Friday, October 15, 2010

Thinking About Water

 Perhaps you've endured some kind of breakdown in infrastructure in your city or neighborhood that has cut off easy access to clean running water temporarily.  But a lifetime without clean water within arm's reach?   Is there a citizen in the United States who can imagine such a thing?

Just today I threw out two half-full glasses of water left overnight on the bedside tables.  Then I poured fresh water into those glasses to drink with breakfast. I hope I actually drank mine.  I boiled eggs in clean water, which I threw down the drain as soon as the eggs were cooked.  I made coffee with the bottled spring water I keep in my pantry.  I ran the dishwasher, flushed a couple of toilets, watered the lawn.  I ran untold gallons of fresh water down the driveway in the bi-weekly pool filter backwash.  I came inside and drank a full glass of clean water.  Next is a 5-minute shower, which means I'll consume more water washing than a person living in a developing country slum has access to over an entire day.

Meanwhile, 884-million people lack access to safe water supplies...approximately one in eight people in the world.

In September of 2000, the world's leaders got together and made a list of hopeful promises to people around the globe who live in extreme poverty.  These promises have come to be called the Millennium Development Goals.  Within these goals is a pledge to make sure at least one in FOUR people in the world has access to clean water by the year 2015.

Our world is in chaos.  People with plenty on this planet seem to be in a world of worry to keep what they have. I fear the least of these among us are about to be completely forgotten.

Will you join other blog readers from across the globe today and sign this petition to the United Nations, reminding the powers that be that we want to be people who keep our promises? 

Petitions by|Start a Petition »

Thank you. Peace.


Anonymous said...
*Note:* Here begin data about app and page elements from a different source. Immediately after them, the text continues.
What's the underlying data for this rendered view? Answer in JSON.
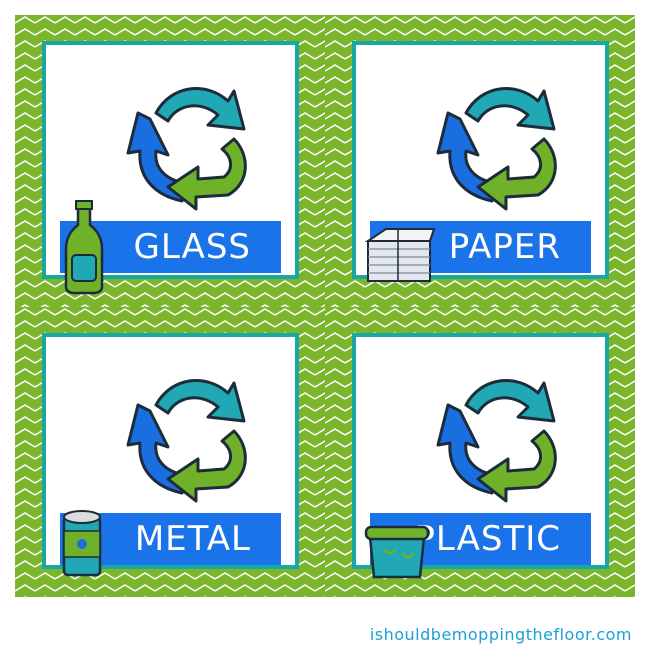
{
  "cards": [
    {
      "label": "GLASS",
      "item_icon": "glass-bottle-icon"
    },
    {
      "label": "PAPER",
      "item_icon": "newspaper-stack-icon"
    },
    {
      "label": "METAL",
      "item_icon": "tin-can-icon"
    },
    {
      "label": "PLASTIC",
      "item_icon": "plastic-container-icon"
    }
  ],
  "footer": {
    "text": "ishouldbemoppingthefloor.com"
  },
  "colors": {
    "border_green": "#7ab52c",
    "teal": "#19a7a4",
    "label_blue": "#1a73e8",
    "arrow_teal": "#20a8b4",
    "arrow_blue": "#1a6fe0",
    "arrow_green": "#6fb22a",
    "footer_blue": "#1a9fd6"
  }
}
On July 28th, 2010, 122 countries voted yes in a UN general assembly resolution calling on States and international organizations to provide financial resources, build capacity and transfer technology, particularly to developing countries, in scaling up efforts to provide safe, clean, accessible and affordable drinking water and sanitation for all. The US abstained. Among yes votes were China, Iran.
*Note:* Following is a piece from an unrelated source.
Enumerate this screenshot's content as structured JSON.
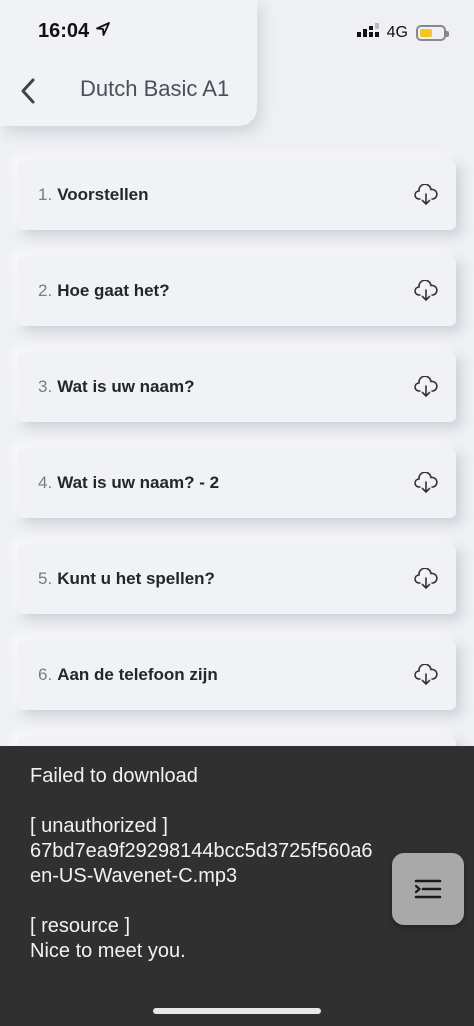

mamadelapaz said...

Another proud moment as a US citizen. Sigh. Thank you, Anon, for underlining the critical need for our voices in the process. -MdelaP

Anonymous said...

Thanks MdelaP for your words here. A very few notice that we are no longer a peace economy, but a perpetual war economy. When will the necessary grief awaken us from the slumber, and prophetic words move us into new possibilities? Unfortunately grief comes out of pain, and there may be too much in store for us.
Prayers for Shalom, and thanksgiving for your words.

B said...

...And the Romans pumped their water through lead pipes! Talk about learning experience.

(Bonus useless knowledge: Pb, the atomic abbreviation for lead, comes from the latin word for lead: plumbum. Not coincidentally also the origin of the modern word: plumbing.)